Tally the lines below that contain the word "arrow", and give only that number.
----- Source data -----
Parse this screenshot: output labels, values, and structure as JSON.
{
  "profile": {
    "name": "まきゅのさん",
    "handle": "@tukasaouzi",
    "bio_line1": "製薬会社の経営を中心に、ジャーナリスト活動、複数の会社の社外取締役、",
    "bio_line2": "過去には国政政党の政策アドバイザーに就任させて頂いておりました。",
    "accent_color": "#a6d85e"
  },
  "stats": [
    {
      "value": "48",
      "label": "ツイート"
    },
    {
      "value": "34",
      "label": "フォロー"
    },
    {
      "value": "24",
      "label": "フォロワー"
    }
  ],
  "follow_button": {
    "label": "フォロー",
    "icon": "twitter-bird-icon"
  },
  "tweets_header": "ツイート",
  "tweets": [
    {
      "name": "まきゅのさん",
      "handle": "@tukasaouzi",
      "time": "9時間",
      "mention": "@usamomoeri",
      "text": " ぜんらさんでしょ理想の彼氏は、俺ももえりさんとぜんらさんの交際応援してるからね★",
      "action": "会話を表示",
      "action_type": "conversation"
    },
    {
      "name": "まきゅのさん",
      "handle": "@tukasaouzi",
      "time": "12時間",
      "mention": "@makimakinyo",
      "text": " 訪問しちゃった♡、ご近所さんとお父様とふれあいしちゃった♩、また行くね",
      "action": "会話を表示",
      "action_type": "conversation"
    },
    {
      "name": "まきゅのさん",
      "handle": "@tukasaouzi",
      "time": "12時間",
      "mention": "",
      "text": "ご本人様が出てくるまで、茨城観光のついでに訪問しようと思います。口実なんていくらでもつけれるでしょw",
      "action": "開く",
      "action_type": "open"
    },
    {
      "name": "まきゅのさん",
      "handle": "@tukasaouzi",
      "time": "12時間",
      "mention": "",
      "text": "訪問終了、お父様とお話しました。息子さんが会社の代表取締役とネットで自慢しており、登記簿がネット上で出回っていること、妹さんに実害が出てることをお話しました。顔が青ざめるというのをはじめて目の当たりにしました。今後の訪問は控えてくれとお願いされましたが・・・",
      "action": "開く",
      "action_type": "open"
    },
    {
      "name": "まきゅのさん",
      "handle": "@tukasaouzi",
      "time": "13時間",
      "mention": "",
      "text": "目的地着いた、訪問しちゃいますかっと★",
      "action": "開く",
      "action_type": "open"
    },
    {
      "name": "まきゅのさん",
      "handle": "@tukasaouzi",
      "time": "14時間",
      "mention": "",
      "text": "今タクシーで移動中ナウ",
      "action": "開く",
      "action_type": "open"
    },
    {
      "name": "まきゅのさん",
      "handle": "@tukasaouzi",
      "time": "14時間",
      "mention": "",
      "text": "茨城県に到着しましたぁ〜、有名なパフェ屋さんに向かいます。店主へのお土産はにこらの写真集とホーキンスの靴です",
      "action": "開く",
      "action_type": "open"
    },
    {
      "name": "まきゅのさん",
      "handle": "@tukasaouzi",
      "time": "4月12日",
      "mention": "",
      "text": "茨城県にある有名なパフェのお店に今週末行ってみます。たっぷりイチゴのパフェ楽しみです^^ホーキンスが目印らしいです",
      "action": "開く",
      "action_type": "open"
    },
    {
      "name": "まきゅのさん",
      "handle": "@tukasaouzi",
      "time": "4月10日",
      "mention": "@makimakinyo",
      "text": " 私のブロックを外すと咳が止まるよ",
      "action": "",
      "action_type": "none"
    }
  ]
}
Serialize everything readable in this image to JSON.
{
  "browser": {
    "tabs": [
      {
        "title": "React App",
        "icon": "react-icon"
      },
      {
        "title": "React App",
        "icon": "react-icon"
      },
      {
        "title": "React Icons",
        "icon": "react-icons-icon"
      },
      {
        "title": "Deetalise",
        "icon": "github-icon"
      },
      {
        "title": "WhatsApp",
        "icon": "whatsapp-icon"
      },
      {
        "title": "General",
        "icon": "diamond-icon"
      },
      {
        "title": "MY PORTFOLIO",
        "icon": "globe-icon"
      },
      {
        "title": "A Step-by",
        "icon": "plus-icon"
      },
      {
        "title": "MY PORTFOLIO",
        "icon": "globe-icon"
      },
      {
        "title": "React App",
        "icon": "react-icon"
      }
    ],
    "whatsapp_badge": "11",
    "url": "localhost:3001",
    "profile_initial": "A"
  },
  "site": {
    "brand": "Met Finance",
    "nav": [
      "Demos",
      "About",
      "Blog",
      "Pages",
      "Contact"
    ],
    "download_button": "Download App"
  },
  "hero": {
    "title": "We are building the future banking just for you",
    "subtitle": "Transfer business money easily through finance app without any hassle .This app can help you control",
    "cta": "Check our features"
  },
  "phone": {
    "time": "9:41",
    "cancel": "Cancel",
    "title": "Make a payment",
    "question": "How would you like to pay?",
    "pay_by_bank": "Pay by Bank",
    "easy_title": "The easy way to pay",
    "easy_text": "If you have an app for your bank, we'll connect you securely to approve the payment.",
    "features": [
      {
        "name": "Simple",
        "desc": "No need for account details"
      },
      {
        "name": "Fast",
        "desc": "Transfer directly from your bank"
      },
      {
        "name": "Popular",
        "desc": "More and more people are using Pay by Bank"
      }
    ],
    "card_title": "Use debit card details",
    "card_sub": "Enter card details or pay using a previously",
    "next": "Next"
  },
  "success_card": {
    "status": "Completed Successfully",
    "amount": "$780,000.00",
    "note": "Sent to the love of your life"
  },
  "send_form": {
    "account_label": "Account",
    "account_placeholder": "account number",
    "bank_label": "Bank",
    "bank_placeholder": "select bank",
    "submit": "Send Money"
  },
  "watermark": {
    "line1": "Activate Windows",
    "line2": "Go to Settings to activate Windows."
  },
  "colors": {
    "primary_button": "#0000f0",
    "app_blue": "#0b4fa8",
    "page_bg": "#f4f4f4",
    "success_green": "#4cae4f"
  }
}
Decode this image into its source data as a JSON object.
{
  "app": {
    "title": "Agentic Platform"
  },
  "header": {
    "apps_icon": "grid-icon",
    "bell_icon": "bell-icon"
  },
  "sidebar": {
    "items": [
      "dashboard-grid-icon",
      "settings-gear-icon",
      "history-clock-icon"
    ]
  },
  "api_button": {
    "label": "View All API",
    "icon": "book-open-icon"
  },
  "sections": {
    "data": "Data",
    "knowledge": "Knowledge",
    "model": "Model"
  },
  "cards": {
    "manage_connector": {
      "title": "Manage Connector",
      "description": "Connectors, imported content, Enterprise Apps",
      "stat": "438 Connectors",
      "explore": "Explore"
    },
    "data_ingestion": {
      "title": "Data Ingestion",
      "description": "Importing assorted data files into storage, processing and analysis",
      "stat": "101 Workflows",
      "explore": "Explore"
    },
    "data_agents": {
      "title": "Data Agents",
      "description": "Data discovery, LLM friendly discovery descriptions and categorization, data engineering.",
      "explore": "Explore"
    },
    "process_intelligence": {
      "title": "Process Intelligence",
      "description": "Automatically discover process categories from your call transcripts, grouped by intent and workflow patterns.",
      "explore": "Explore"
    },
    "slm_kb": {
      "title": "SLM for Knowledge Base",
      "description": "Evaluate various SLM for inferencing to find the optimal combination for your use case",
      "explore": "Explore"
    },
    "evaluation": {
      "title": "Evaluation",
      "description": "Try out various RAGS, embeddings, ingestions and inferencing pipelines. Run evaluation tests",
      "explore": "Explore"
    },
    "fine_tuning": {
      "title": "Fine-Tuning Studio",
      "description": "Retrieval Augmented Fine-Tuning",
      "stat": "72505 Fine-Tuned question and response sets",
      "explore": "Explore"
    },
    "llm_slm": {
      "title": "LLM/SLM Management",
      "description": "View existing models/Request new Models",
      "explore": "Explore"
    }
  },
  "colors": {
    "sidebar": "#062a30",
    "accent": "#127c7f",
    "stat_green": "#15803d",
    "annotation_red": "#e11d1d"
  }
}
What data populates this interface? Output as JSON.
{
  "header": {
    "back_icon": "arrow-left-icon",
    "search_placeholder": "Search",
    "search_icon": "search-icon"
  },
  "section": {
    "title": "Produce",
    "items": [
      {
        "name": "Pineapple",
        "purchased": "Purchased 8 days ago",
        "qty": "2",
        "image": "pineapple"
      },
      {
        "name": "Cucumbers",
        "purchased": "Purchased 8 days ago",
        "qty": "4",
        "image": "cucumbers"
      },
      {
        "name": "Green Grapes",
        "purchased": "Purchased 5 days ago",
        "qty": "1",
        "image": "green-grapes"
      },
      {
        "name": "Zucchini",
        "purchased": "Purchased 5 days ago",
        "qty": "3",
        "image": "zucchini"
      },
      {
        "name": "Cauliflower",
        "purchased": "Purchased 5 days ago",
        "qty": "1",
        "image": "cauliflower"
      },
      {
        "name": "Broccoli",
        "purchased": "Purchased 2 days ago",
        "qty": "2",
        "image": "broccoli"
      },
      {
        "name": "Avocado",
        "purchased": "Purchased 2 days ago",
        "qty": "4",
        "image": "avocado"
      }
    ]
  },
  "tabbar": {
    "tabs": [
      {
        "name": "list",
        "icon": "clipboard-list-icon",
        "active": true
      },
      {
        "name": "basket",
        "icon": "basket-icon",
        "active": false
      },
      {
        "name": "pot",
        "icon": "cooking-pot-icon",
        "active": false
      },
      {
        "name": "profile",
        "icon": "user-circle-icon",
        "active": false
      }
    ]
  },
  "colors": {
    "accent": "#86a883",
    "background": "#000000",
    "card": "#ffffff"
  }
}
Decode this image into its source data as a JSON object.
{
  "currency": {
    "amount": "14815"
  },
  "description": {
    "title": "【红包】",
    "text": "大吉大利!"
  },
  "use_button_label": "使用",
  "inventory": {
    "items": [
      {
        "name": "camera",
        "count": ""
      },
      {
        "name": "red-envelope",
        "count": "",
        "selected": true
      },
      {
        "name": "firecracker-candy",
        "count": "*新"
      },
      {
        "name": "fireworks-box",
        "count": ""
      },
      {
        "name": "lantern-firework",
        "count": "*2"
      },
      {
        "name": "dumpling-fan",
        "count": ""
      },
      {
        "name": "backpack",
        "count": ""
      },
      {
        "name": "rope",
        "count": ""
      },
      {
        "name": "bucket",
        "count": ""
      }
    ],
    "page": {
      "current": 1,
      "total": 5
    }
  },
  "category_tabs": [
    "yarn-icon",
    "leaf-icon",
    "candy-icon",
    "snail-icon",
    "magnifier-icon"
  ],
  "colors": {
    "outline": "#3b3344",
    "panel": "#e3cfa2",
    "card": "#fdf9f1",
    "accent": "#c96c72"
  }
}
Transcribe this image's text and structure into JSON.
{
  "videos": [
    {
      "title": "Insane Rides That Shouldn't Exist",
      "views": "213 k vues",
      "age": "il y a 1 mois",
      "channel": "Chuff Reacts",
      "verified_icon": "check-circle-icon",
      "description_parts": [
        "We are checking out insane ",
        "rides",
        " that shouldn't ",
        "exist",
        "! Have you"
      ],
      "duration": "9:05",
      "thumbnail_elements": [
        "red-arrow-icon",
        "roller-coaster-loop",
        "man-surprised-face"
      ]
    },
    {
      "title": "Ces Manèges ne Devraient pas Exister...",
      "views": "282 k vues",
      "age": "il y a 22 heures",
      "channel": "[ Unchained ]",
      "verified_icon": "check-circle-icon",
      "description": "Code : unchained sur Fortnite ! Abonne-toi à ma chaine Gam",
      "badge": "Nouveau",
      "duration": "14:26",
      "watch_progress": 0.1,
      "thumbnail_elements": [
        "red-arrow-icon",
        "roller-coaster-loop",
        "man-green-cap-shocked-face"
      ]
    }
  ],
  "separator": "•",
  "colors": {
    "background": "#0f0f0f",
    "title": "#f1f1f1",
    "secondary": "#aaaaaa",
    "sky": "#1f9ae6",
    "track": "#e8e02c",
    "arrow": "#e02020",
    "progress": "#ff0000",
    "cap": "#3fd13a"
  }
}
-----
Solution for this task ▸
4